To look at works of art in such terms is to be cross-eyed, to fail to appreciate their beauty. Great literature surpasses its subject. Catcher in the Rye is not only about a white teenager. Holden Caulfield represents a set of feelings and ideas that a wide range of people can relate to. He resists the adult world. He pushes back against the artificial and sentimental, in search of people living authentically. Telling a story that conveys a universal feeling was once the goal of fiction. That’s why the book remains popular sixty-seven years after its publication. Likewise, Ian McEwan’s novel, Saturday, is about a single day in the life of a neurosurgeon—not exactly a thrilling subject. People don’t read the book to experience a neurosurgeon’s weekend. They read it for McEwan’s sentence-level mastery, the weaving together of multiple story lines and the beautiful, overarching metaphor. Parents of grown children have felt Henry Perowne’s excitement and nervousness as he prepares to see his daughter, who has been away at university. They’ve experienced the melancholy sensation of watching your child leave the family home for the last time. And young adults can relate to the nervous energy of starting a new chapter in one’s life. Though the novel touches on what, at the time, were current subjects—the 9/11 terrorist attacks, the Iraq war, religious fundamentalism—those parts of the book date it, more than add to it.
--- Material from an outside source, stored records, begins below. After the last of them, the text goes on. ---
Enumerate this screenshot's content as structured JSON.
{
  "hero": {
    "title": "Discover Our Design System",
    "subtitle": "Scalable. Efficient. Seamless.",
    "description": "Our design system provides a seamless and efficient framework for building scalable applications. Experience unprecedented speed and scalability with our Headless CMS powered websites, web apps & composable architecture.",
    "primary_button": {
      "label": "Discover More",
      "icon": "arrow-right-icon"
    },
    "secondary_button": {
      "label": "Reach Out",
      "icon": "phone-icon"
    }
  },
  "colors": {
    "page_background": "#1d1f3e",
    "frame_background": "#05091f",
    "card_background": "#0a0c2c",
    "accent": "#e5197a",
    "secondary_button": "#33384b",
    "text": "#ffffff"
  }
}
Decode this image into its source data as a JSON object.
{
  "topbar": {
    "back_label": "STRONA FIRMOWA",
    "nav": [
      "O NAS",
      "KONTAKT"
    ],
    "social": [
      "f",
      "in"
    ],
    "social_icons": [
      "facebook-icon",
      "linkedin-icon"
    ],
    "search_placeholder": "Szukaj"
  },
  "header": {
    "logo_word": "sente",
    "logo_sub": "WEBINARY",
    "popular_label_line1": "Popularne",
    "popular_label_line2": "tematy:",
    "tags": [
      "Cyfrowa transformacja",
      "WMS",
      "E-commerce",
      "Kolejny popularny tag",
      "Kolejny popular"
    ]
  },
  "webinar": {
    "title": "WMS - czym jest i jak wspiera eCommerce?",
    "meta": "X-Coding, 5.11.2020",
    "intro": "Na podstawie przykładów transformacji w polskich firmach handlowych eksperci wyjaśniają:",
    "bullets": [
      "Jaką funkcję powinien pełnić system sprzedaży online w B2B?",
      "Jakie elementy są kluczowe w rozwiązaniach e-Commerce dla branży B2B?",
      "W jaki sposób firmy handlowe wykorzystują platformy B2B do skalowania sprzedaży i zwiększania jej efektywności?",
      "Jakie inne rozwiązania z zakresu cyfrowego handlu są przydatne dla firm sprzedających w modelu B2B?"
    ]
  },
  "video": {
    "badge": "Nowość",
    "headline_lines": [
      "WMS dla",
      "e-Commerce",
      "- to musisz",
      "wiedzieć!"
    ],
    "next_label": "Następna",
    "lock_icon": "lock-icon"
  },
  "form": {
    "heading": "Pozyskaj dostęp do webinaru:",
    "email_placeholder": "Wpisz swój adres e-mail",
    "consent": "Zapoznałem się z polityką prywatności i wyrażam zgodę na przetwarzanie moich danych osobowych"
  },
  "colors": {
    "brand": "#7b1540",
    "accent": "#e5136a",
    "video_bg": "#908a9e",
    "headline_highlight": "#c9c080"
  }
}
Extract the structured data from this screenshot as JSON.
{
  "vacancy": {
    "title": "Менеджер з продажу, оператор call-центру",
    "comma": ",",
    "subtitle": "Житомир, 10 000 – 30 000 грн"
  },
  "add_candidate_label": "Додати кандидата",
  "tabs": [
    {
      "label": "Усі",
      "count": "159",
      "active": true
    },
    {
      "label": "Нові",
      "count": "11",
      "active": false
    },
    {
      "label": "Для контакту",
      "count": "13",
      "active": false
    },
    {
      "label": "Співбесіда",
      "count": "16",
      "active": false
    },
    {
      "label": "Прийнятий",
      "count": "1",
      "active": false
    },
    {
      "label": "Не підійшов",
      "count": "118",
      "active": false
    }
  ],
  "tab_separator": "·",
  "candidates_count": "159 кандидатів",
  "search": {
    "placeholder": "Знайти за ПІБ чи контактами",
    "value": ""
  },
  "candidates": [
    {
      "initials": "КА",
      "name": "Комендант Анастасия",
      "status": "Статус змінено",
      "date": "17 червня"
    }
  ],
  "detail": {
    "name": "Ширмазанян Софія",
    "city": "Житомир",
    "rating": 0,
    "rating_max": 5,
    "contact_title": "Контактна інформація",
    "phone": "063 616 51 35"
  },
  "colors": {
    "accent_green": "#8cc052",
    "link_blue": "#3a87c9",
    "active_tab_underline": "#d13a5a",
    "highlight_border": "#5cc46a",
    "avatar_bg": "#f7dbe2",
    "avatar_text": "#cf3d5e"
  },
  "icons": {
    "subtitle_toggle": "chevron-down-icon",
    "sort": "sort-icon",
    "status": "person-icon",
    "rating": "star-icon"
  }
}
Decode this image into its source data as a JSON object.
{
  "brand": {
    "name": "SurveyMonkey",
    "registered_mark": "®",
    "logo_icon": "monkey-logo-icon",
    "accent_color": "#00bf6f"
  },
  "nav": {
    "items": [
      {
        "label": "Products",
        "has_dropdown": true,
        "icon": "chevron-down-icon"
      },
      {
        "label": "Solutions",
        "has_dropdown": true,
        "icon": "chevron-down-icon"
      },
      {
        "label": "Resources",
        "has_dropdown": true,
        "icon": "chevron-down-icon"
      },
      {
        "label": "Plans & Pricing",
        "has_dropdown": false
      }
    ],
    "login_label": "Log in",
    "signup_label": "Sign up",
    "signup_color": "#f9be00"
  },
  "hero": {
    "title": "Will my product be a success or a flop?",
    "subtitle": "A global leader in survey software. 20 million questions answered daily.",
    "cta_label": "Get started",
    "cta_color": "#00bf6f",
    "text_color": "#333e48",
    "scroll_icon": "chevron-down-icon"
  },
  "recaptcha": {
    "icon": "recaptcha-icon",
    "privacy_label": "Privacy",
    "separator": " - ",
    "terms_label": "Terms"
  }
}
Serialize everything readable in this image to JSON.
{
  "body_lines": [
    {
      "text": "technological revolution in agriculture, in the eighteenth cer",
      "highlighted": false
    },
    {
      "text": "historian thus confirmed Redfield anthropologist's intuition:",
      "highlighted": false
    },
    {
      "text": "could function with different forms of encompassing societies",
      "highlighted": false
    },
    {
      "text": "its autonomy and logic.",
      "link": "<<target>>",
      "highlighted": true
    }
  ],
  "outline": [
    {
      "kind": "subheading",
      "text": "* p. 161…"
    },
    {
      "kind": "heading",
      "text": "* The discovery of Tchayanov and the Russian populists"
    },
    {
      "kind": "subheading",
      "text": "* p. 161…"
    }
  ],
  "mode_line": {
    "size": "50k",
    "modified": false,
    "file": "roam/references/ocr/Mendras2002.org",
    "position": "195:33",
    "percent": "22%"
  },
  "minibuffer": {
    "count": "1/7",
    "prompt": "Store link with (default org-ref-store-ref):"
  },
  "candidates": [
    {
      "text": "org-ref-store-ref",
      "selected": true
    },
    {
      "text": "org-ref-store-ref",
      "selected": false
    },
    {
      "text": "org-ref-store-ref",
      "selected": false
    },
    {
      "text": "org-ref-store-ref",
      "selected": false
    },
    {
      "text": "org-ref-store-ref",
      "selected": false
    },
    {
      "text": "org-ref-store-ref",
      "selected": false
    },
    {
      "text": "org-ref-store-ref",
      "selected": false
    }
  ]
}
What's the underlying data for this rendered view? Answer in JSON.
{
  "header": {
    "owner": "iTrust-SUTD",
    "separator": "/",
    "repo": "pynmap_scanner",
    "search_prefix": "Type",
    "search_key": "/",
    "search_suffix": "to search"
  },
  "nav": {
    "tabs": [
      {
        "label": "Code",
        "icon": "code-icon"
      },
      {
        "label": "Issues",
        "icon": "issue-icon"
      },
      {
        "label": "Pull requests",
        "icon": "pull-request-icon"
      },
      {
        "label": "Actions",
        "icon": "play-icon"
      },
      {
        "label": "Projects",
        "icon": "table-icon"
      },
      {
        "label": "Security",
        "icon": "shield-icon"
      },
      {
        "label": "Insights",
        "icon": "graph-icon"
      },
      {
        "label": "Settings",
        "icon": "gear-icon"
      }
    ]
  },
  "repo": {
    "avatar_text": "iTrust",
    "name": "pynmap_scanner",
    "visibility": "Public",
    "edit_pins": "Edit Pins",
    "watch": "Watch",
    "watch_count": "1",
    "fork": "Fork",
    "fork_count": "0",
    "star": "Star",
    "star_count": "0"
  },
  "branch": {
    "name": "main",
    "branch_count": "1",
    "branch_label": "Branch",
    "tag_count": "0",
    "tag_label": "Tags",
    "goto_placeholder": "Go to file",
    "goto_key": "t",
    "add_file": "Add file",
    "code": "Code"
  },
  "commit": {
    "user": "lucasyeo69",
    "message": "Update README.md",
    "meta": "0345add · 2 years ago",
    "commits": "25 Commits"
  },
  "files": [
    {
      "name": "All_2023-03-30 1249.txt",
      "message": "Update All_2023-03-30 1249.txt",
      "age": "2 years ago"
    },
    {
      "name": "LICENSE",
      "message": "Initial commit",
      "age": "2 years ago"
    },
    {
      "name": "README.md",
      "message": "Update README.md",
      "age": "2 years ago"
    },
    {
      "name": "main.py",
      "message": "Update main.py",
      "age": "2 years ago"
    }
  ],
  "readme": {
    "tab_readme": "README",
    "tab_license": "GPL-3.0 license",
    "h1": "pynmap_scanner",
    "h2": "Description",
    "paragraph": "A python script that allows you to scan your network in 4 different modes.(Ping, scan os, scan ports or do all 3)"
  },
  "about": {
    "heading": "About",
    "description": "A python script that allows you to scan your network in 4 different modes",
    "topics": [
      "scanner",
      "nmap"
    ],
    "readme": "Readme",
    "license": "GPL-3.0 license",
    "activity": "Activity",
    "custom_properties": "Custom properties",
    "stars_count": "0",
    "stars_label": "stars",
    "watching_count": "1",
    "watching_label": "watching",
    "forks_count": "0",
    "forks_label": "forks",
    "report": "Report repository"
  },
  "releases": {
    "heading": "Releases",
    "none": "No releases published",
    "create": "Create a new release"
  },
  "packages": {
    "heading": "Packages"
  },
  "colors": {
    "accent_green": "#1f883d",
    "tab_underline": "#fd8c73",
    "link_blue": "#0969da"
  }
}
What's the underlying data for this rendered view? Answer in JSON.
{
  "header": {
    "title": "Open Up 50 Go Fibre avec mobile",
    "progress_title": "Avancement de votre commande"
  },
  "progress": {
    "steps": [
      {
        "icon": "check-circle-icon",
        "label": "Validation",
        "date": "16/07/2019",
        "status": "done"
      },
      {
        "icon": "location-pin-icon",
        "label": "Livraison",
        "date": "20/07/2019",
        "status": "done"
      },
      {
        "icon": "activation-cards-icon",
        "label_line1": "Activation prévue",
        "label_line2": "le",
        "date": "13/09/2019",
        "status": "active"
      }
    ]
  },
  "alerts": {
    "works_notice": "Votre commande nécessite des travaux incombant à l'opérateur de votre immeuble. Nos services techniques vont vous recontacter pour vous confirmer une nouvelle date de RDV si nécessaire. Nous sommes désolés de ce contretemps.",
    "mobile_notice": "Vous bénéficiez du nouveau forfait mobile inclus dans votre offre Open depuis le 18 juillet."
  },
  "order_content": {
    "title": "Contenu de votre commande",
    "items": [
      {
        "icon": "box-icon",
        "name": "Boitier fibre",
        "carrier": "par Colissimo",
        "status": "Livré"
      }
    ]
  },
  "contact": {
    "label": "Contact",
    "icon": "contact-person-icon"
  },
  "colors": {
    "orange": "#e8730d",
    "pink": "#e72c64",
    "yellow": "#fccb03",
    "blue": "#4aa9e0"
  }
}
The current method of promoting marginalized writers suggests that their identity is more important than their subject. Not only are the authors writing about oppression the only ones winning awards, they are the only ones receiving write-ups in the media. When the New York Times publishes a list such as “15 Books to Read by Black Female American Writers,” the authors are rarely celebrated for writing about anything other than race issues.
Freedom produces beauty: freedom from slavery, freedom from oppression, freedom to think and freedom to create. White writers should follow in the tradition of Herman Melville, Mark Twain, William Faulkner and Harper Lee and write novels featuring black, gay, female and Latino characters. And a writer from a minority background should not feel the pressure to write about her oppression, if a story about a girl at a lake has captivated her imagination.
There are times when identity-driven literature is needed. But people connect to a novel through its themes. That authors should not stray too far from their identities and lived experiences implies that our differences are more important than our similarities, and that those differences cannot be reconciled.